INSTRUCTIONS FOR THE TASK:
Look through the data below. Show each line where the string "your" occurs.
[DATASET RECORDS Boundary: Start]
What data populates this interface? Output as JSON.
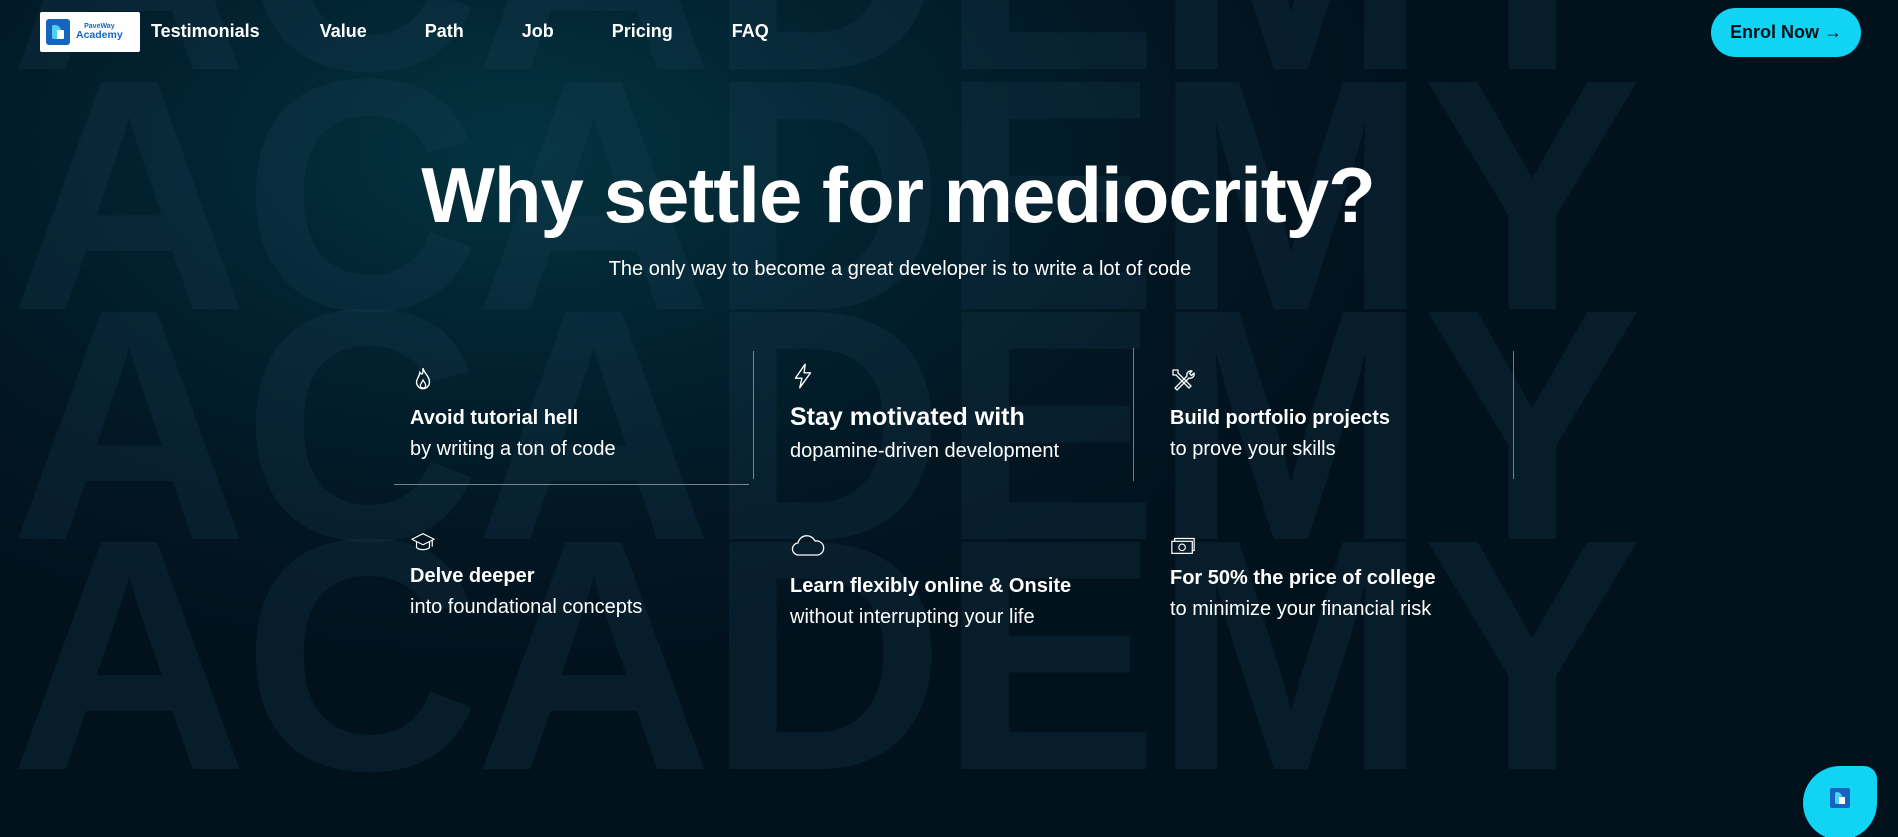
{
  "logo": {
    "small_text": "PaveWay",
    "big_text": "Academy"
  },
  "nav": {
    "links": [
      "Testimonials",
      "Value",
      "Path",
      "Job",
      "Pricing",
      "FAQ"
    ],
    "cta_label": "Enrol Now →"
  },
  "hero": {
    "title": "Why settle for mediocrity?",
    "subtitle": "The only way to become a great developer is to write a lot of code"
  },
  "features": [
    {
      "icon": "flame-icon",
      "title": "Avoid tutorial hell",
      "desc": "by writing a ton of code"
    },
    {
      "icon": "lightning-icon",
      "title": "Stay motivated with",
      "desc": "dopamine-driven development"
    },
    {
      "icon": "tools-icon",
      "title": "Build portfolio projects",
      "desc": "to prove your skills"
    },
    {
      "icon": "graduation-cap-icon",
      "title": "Delve deeper",
      "desc": "into foundational concepts"
    },
    {
      "icon": "cloud-icon",
      "title": "Learn flexibly online & Onsite",
      "desc": "without interrupting your life"
    },
    {
      "icon": "money-icon",
      "title": "For 50% the price of college",
      "desc": "to minimize your financial risk"
    }
  ],
  "background_text": "ACADEMY",
  "colors": {
    "accent": "#11d3f3",
    "background": "#021a26",
    "text": "#ffffff"
  }
}
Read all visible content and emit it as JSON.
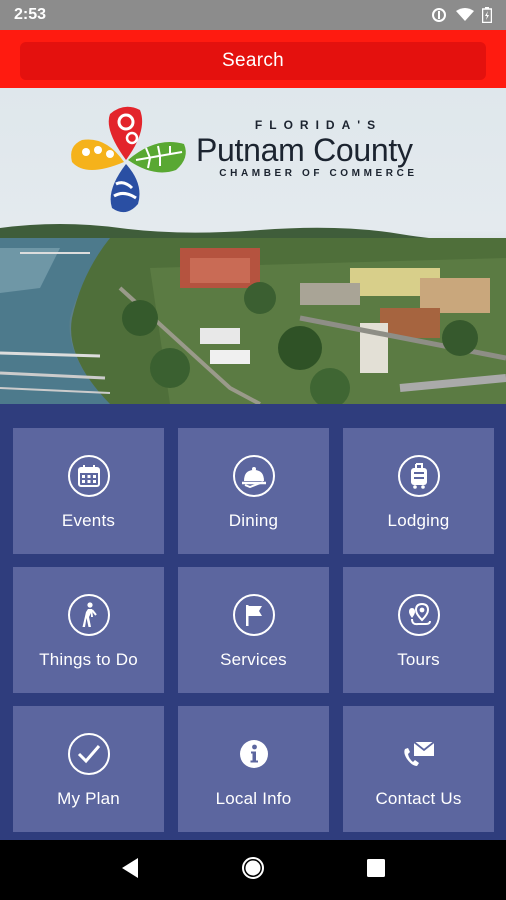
{
  "status_bar": {
    "time": "2:53"
  },
  "search": {
    "label": "Search"
  },
  "logo": {
    "line1": "FLORIDA'S",
    "line2": "Putnam County",
    "line3": "CHAMBER OF COMMERCE"
  },
  "tiles": [
    {
      "label": "Events",
      "icon": "calendar-icon"
    },
    {
      "label": "Dining",
      "icon": "food-tray-icon"
    },
    {
      "label": "Lodging",
      "icon": "luggage-icon"
    },
    {
      "label": "Things to Do",
      "icon": "walking-person-icon"
    },
    {
      "label": "Services",
      "icon": "flag-icon"
    },
    {
      "label": "Tours",
      "icon": "map-pin-route-icon"
    },
    {
      "label": "My Plan",
      "icon": "checkmark-icon"
    },
    {
      "label": "Local Info",
      "icon": "info-icon"
    },
    {
      "label": "Contact Us",
      "icon": "phone-envelope-icon"
    }
  ],
  "colors": {
    "status_bar": "#8c8c8c",
    "search_bar": "#ff1b10",
    "search_button": "#e4110e",
    "grid_background": "#2f3d7d",
    "tile": "#5c669f"
  }
}
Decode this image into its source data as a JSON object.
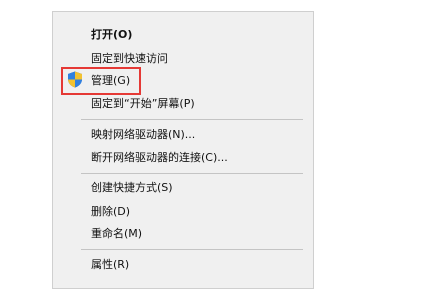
{
  "context_menu": {
    "items": {
      "open": "打开(O)",
      "pin_quick_access": "固定到快速访问",
      "manage": "管理(G)",
      "pin_start": "固定到“开始”屏幕(P)",
      "map_drive": "映射网络驱动器(N)...",
      "disconnect_drive": "断开网络驱动器的连接(C)...",
      "create_shortcut": "创建快捷方式(S)",
      "delete": "删除(D)",
      "rename": "重命名(M)",
      "properties": "属性(R)"
    },
    "manage_icon": "uac-shield-icon",
    "highlight_color": "#e53935"
  }
}
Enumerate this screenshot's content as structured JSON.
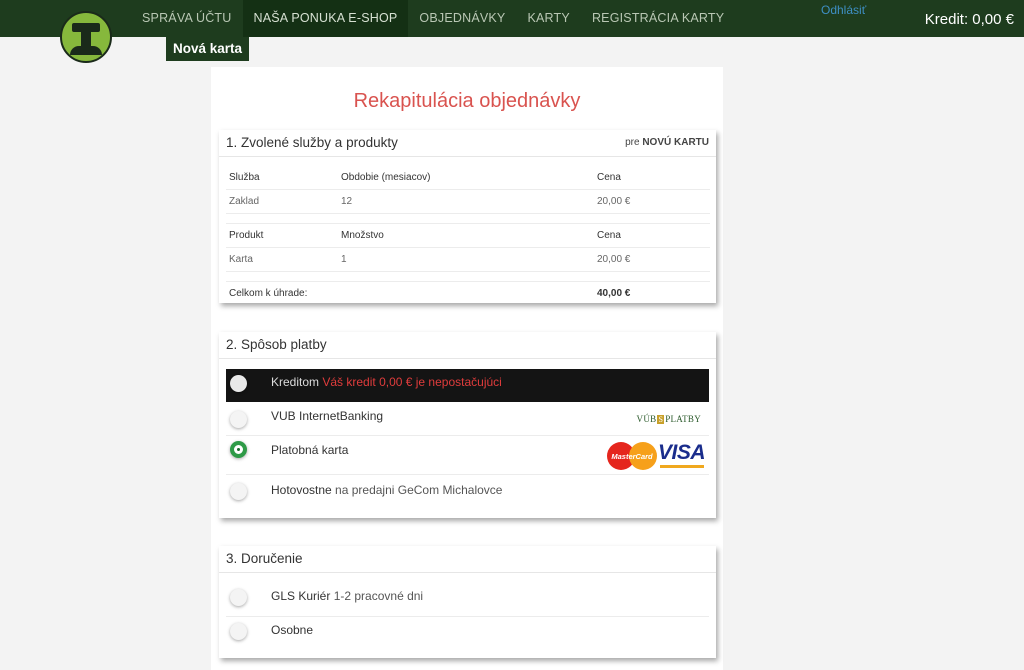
{
  "header": {
    "nav": [
      "SPRÁVA ÚČTU",
      "NAŠA PONUKA E-SHOP",
      "OBJEDNÁVKY",
      "KARTY",
      "REGISTRÁCIA KARTY"
    ],
    "active_nav_index": 1,
    "logout": "Odhlásiť",
    "credit": "Kredit: 0,00 €",
    "subtab": "Nová karta"
  },
  "page_title": "Rekapitulácia objednávky",
  "section1": {
    "title": "1. Zvolené služby a produkty",
    "for_prefix": "pre",
    "for_value": "NOVÚ KARTU",
    "service_head": [
      "Služba",
      "Obdobie (mesiacov)",
      "Cena"
    ],
    "service_row": [
      "Zaklad",
      "12",
      "20,00 €"
    ],
    "product_head": [
      "Produkt",
      "Množstvo",
      "Cena"
    ],
    "product_row": [
      "Karta",
      "1",
      "20,00 €"
    ],
    "total_label": "Celkom k úhrade:",
    "total_value": "40,00 €"
  },
  "section2": {
    "title": "2. Spôsob platby",
    "options": [
      {
        "label": "Kreditom",
        "note": "Váš kredit 0,00 € je nepostačujúci",
        "selected": false,
        "disabled": true
      },
      {
        "label": "VUB InternetBanking",
        "note": "",
        "selected": false,
        "logo": "VÚB PLATBY"
      },
      {
        "label": "Platobná karta",
        "note": "",
        "selected": true,
        "logos": [
          "MasterCard",
          "VISA"
        ]
      },
      {
        "label": "Hotovostne",
        "note": "na predajni GeCom Michalovce",
        "selected": false
      }
    ],
    "vub_logo_left": "VÚB",
    "vub_logo_box": "S",
    "vub_logo_right": "PLATBY",
    "mastercard": "MasterCard",
    "visa": "VISA"
  },
  "section3": {
    "title": "3. Doručenie",
    "options": [
      {
        "label": "GLS Kuriér",
        "note": "1-2 pracovné dni",
        "selected": false
      },
      {
        "label": "Osobne",
        "note": "",
        "selected": false
      }
    ]
  },
  "colors": {
    "topbar": "#1e3c1e",
    "title_red": "#d9534f",
    "radio_checked": "#2e9a47",
    "warning": "#e03c3c"
  }
}
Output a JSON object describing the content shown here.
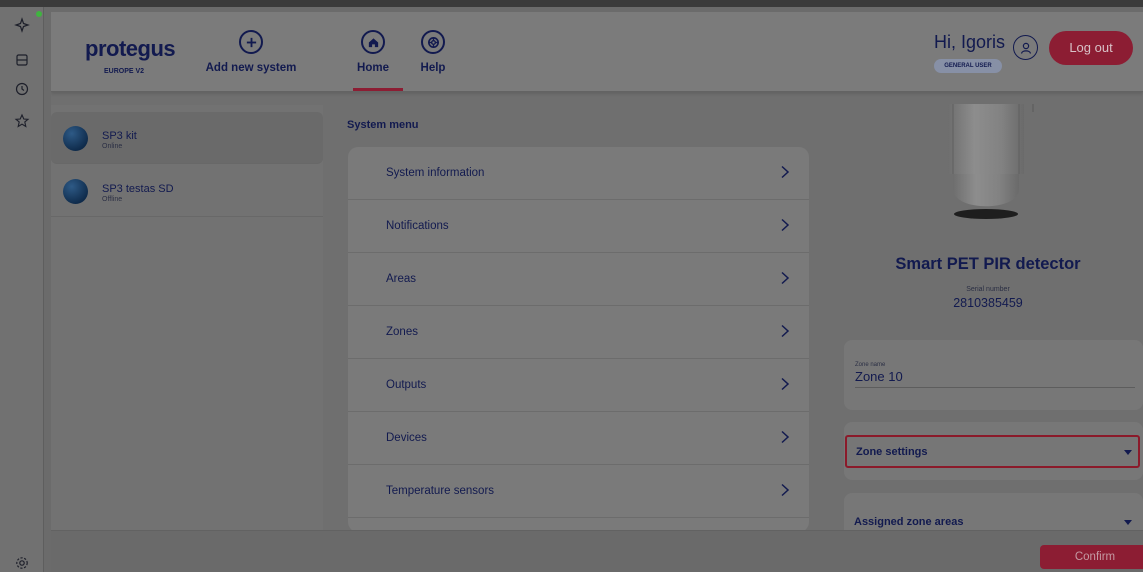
{
  "sidebar_rail": {
    "icons": [
      "sparkle-icon",
      "database-icon",
      "history-icon",
      "star-icon",
      "settings-icon"
    ],
    "status_dot_color": "#3fb43f"
  },
  "header": {
    "logo": "protegus",
    "logo_sub": "EUROPE V2",
    "add_label": "Add new system",
    "home_label": "Home",
    "help_label": "Help",
    "greeting": "Hi, Igoris",
    "role": "GENERAL USER",
    "logout_label": "Log out"
  },
  "systems": [
    {
      "name": "SP3 kit",
      "status": "Online"
    },
    {
      "name": "SP3 testas SD",
      "status": "Offline"
    }
  ],
  "system_menu": {
    "title": "System menu",
    "items": [
      "System information",
      "Notifications",
      "Areas",
      "Zones",
      "Outputs",
      "Devices",
      "Temperature sensors"
    ]
  },
  "device": {
    "name": "Smart PET PIR detector",
    "serial_label": "Serial number",
    "serial_value": "2810385459"
  },
  "zone": {
    "name_label": "Zone name",
    "name_value": "Zone 10",
    "settings_label": "Zone settings",
    "assigned_label": "Assigned zone areas"
  },
  "footer": {
    "confirm_label": "Confirm"
  },
  "colors": {
    "brand_navy": "#121a4f",
    "accent_red": "#8c1d33",
    "highlight_border": "#8b1a2a"
  }
}
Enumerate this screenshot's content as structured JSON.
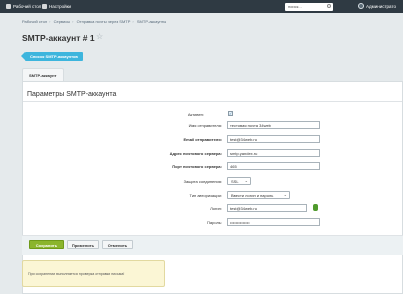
{
  "topbar": {
    "site_label": "Рабочий стол",
    "settings_label": "Настройки",
    "search_placeholder": "поиск...",
    "user_name": "Администрато"
  },
  "breadcrumbs": [
    "Рабочий стол",
    "Сервисы",
    "Отправка почты через SMTP",
    "SMTP-аккаунты"
  ],
  "page_title": "SMTP-аккаунт # 1",
  "list_button": "Список SMTP-аккаунтов",
  "tab": "SMTP-аккаунт",
  "section_title": "Параметры SMTP-аккаунта",
  "form": {
    "active_label": "Активен:",
    "active_checked": "✓",
    "sender_name_label": "Имя отправителя:",
    "sender_name_value": "тестовая почта 34web",
    "sender_email_label": "Email отправителя:",
    "sender_email_value": "test@34web.ru",
    "server_label": "Адрес почтового сервера:",
    "server_value": "smtp.yandex.ru",
    "port_label": "Порт почтового сервера:",
    "port_value": "465",
    "security_label": "Защита соединения:",
    "security_value": "SSL",
    "auth_label": "Тип авторизации:",
    "auth_value": "Ввести логин и пароль",
    "login_label": "Логин:",
    "login_value": "test@34web.ru",
    "password_label": "Пароль:",
    "password_value": "••••••••••••••"
  },
  "buttons": {
    "save": "Сохранить",
    "apply": "Применить",
    "cancel": "Отменить"
  },
  "notice": "При сохранении выполняется проверка отправки письма!"
}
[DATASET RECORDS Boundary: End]
THE COMPLETED TASK:
      "desc": "to prove your skills"
      "desc": "without interrupting your life"
      "desc": "to minimize your financial risk"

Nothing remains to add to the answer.